MobHappy interviews Jon von Tetzchner:
von Tetzchner is quick to point out that while operators might have to give up something in the short term, empowering users net access with a full browser and open service leaves them much more to gain in the long run though it requires a fundamental change of view. Instead of trying to lock people in, entice them to stay, he says. Operators can offer services that make use of a full browser, whether on a subscription basis, or as a tool to fight churn. Directing mobile users out on to the internet doesnt mean operators are suddenly out of the picture. They can offer different service plans to cater to different needs, as well as utilize existing infrastructure to provide services like third-party content billing.

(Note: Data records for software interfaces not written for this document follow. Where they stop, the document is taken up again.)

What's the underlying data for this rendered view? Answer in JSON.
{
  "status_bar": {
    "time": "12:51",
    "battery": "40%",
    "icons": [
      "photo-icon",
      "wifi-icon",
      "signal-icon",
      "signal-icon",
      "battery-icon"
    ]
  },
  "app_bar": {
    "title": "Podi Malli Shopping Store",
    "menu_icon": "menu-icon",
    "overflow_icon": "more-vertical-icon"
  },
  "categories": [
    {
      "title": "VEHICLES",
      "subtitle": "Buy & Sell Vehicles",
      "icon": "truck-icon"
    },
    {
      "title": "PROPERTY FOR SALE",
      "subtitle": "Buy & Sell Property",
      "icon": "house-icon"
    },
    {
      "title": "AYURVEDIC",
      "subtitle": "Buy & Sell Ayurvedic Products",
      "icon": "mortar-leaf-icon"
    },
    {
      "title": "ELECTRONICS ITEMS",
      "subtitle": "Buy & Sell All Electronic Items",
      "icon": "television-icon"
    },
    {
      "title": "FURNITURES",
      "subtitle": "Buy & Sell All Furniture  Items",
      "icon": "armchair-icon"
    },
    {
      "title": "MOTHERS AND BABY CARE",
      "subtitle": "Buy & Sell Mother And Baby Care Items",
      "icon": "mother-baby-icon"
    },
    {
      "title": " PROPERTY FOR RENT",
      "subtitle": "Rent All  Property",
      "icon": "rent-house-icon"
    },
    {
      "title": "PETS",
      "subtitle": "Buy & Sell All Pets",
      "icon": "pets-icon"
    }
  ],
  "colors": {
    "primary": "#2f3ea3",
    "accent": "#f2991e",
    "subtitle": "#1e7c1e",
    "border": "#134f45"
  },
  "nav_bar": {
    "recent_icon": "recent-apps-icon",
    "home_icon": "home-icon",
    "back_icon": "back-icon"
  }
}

Much of operators approach to the mobile Web has been predicated on a closed strategy, whether by blocking access outright to anything outside the portal, billing for it at ridiculous rates, or setting things up in such a way that theyre a necessary gatekeeper and technical expert for anybody that wants access to their customers. This strategy is outmoded and ill-advised; operators stand to gain far more by opening up, and allowing users to get what they want, and making it easier for content providers to give it to them. von Tetzchner and Operas contention is that this is best achieved by using standard web technologies rather than mobile-specific ones, allowing content providers to simply serve mobile users, and allowing those users access to everything they want. People just want the internet, he says, not to look at it through a keyhole.